The danger in his work for informal educators lays in what has been a point of great attraction — his person-centredness. Informal education is not so much person-centred as dialogical. A focus on the other rather than on what lies between us could lead away from the relational into a rather selfish individualism.
Indeed, this criticism could also be made of the general direction of his therapeutic endeavours. An excellent collection of extracts and articles. Includes autobiographical material, discussion of the therapeutic relationship, the person in process, theory and research, education, the helping professions, and the philosophy of persons.
The 33 pieces are a good introduction to his work. Houghton Mifflin — London: His classic work — exploring the process of becoming a person and how personal growth can be facilitated. Also examines the place of research in psychotherapy; a philosophy of persons; and the implications for living. Harper and Row; London: They could begin to trust in their feelings and accept themselves for what they are. A collection of articles and pieces said to be a coda to On Becoming a Person.
The third section deals with education including his paper on learning in large groups. The final piece speculates on the transformations needed in society.
Core Conditions Essay
Freedom to Learn takes the principles that Carl Rogers developed in relation to counselling and reworks them in the context of education. In other words, it is an exploration of how person-centred learning can be used in schooling and other situations and the nature of facilitation. The third edition is a reworking of the text by Freiberg. I personally prefer the earlier editions ; Biographical material and commentaries Rogers included autobiographical material in his writing.
Journey and substance, London: A critical biography, London: New biography — only in hardback. Biography written while Rogers was still alive — but with some interesting insights into the development of his thought. He also adds a twist of his own — suggesting that Rogers represented, and drew upon, a long-standing spiritual tradition.
Gadamer Philosophical Hermeneutics, Berkeley: University of California Press. Matt Ryan has collected some useful material around client centred therapy — and includes some links to pages concerning Carl Rogers.
The focus, though, is on counselling rather than his educational work. See, also Carl Rogers.
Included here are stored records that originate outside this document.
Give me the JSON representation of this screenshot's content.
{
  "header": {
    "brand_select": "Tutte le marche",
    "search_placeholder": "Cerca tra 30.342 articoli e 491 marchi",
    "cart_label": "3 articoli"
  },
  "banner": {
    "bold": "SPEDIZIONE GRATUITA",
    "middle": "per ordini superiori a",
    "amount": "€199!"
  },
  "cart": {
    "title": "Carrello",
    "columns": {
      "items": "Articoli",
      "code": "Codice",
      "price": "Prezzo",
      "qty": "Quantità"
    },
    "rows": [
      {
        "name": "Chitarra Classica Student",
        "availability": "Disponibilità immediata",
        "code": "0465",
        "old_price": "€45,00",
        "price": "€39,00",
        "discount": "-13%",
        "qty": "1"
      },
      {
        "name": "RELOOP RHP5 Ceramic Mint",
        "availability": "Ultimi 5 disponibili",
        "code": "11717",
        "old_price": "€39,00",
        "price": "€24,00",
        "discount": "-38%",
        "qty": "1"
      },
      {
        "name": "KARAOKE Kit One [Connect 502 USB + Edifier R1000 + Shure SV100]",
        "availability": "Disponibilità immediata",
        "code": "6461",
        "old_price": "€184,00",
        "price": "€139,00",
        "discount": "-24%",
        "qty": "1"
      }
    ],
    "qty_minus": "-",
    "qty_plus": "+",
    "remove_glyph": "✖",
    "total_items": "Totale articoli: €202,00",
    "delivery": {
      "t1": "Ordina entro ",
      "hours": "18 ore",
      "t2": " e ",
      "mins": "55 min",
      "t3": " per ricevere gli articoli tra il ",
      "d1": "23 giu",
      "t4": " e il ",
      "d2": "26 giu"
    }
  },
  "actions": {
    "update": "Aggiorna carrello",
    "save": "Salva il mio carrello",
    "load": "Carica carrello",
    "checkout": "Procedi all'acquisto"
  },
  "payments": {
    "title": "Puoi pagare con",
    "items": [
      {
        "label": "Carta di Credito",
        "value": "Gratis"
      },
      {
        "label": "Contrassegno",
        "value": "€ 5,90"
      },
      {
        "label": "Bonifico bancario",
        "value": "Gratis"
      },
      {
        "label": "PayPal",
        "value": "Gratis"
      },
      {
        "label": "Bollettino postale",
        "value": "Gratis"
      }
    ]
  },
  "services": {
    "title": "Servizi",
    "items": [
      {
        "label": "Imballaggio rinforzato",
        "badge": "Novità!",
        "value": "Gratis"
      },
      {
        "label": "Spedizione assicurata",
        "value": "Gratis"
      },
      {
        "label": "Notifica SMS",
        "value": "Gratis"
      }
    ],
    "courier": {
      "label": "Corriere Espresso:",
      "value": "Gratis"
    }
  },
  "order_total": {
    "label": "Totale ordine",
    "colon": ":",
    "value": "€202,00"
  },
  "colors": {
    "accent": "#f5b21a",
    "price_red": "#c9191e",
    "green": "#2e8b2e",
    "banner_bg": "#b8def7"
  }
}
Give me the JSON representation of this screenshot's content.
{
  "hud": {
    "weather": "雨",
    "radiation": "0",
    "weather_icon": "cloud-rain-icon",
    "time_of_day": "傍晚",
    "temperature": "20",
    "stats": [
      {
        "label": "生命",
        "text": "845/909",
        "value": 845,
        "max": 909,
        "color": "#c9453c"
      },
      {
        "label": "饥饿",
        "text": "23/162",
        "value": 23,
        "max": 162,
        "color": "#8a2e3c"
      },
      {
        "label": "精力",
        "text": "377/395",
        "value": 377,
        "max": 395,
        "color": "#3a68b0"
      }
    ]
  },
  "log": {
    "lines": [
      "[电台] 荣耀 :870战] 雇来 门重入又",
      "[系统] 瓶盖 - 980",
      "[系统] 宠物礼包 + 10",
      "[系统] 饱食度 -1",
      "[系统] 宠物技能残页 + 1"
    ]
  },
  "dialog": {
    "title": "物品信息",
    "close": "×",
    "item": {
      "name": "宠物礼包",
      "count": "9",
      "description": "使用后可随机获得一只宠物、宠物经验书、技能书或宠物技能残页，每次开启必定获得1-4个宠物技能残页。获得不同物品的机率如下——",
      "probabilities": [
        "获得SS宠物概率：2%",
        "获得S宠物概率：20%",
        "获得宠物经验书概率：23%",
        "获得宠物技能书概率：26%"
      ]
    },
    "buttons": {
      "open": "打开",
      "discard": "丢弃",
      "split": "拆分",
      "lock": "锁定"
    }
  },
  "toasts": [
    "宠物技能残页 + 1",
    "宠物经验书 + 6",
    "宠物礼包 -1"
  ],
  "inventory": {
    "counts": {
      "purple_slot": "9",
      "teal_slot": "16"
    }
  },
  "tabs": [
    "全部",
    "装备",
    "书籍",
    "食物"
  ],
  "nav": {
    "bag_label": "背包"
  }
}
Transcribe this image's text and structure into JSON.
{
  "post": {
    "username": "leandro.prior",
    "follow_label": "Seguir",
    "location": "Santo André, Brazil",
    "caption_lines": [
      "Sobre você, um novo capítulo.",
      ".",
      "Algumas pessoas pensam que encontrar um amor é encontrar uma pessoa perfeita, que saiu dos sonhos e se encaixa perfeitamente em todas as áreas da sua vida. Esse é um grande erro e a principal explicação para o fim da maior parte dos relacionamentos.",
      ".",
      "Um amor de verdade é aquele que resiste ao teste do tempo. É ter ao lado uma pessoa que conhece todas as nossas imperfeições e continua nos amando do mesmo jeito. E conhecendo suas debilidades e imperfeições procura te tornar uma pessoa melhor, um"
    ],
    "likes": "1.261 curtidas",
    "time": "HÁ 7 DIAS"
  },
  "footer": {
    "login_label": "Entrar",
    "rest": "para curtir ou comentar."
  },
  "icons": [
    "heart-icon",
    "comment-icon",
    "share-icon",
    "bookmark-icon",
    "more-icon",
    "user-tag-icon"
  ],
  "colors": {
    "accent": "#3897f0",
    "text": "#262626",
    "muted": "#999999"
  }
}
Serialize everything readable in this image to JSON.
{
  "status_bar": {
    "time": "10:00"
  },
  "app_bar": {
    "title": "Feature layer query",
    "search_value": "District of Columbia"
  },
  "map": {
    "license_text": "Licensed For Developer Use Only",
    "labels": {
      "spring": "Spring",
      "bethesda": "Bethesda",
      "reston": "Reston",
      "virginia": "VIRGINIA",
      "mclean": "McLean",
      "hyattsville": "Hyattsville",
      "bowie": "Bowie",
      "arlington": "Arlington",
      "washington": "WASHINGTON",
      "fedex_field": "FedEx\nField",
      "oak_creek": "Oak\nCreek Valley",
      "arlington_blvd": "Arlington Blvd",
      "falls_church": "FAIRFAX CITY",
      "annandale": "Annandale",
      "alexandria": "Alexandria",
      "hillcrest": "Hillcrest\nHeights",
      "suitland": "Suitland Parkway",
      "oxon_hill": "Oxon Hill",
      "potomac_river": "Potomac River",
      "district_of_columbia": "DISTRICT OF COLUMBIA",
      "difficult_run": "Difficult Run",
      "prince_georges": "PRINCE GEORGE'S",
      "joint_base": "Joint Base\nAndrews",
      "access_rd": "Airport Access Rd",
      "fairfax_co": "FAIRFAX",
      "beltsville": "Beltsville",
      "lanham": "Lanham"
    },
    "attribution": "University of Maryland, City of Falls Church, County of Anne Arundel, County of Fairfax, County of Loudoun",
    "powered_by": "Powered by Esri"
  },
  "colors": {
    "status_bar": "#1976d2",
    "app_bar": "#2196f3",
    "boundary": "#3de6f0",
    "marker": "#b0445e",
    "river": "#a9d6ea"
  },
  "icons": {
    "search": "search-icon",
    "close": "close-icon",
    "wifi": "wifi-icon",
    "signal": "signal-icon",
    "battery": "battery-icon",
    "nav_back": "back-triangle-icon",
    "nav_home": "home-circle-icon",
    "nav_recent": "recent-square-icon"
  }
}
There also some links from Rogers — personality and consciousness. How to cite this article: May 29, ] Acknowlegement: The picture of Carl Rogers is by Victor Borges. It was sourced from openclipart. Smith , ,